-- EXERCISE MATERIAL follows --

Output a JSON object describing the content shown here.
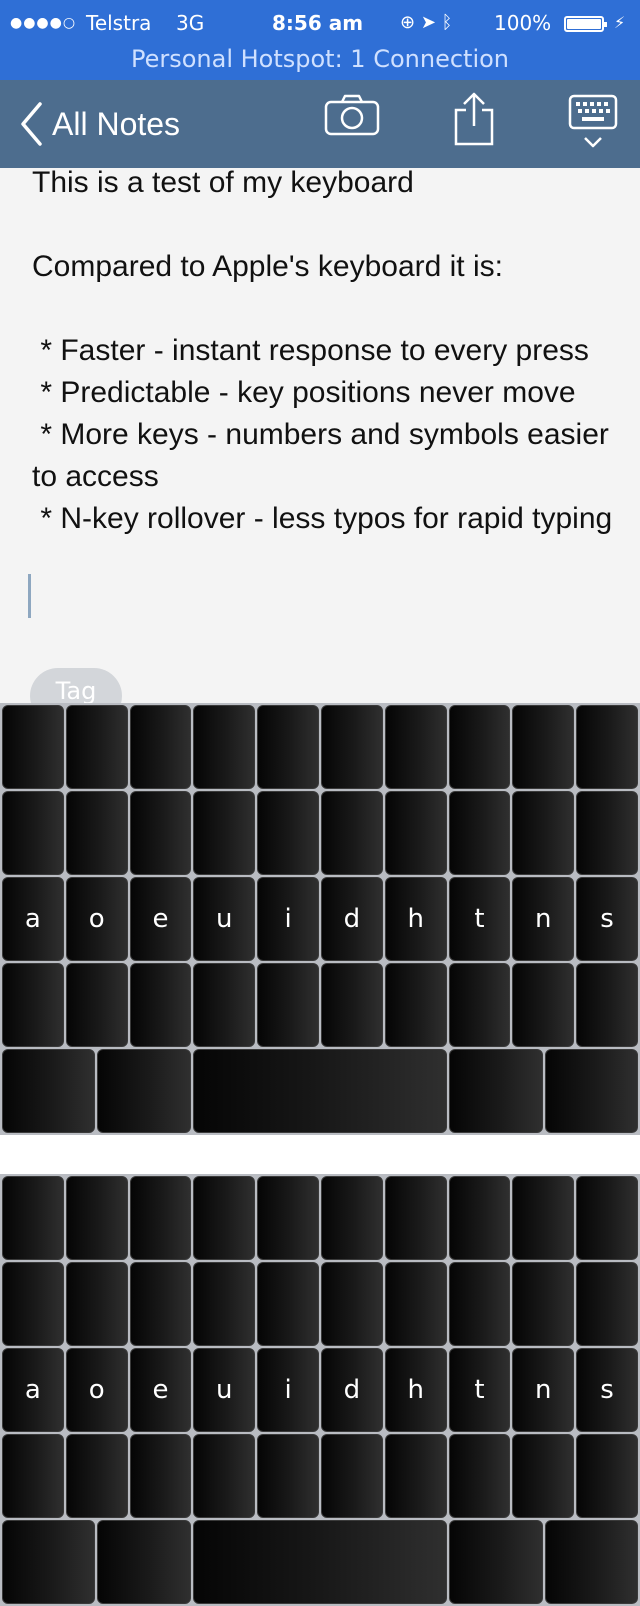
{
  "status_bar": {
    "signal": "●●●●○",
    "carrier": "Telstra",
    "network": "3G",
    "time": "8:56 am",
    "battery_percent": "100%",
    "hotspot": "Personal Hotspot: 1 Connection",
    "bg_color": "#2f6fd6"
  },
  "nav": {
    "back_label": "All Notes",
    "icons": [
      "chevron-left-icon",
      "camera-icon",
      "share-icon",
      "keyboard-hide-icon"
    ],
    "bg_color": "#4d6d8e"
  },
  "note": {
    "text": "This is a test of my keyboard\n\nCompared to Apple's keyboard it is:\n\n * Faster - instant response to every press\n * Predictable - key positions never move\n * More keys - numbers and symbols easier to access\n * N-key rollover - less typos for rapid typing",
    "tag_label": "Tag"
  },
  "keyboard": {
    "home_row": [
      "a",
      "o",
      "e",
      "u",
      "i",
      "d",
      "h",
      "t",
      "n",
      "s"
    ]
  }
}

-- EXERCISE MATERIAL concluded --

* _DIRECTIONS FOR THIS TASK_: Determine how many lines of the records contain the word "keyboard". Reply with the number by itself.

* _ANSWER AREA_: 3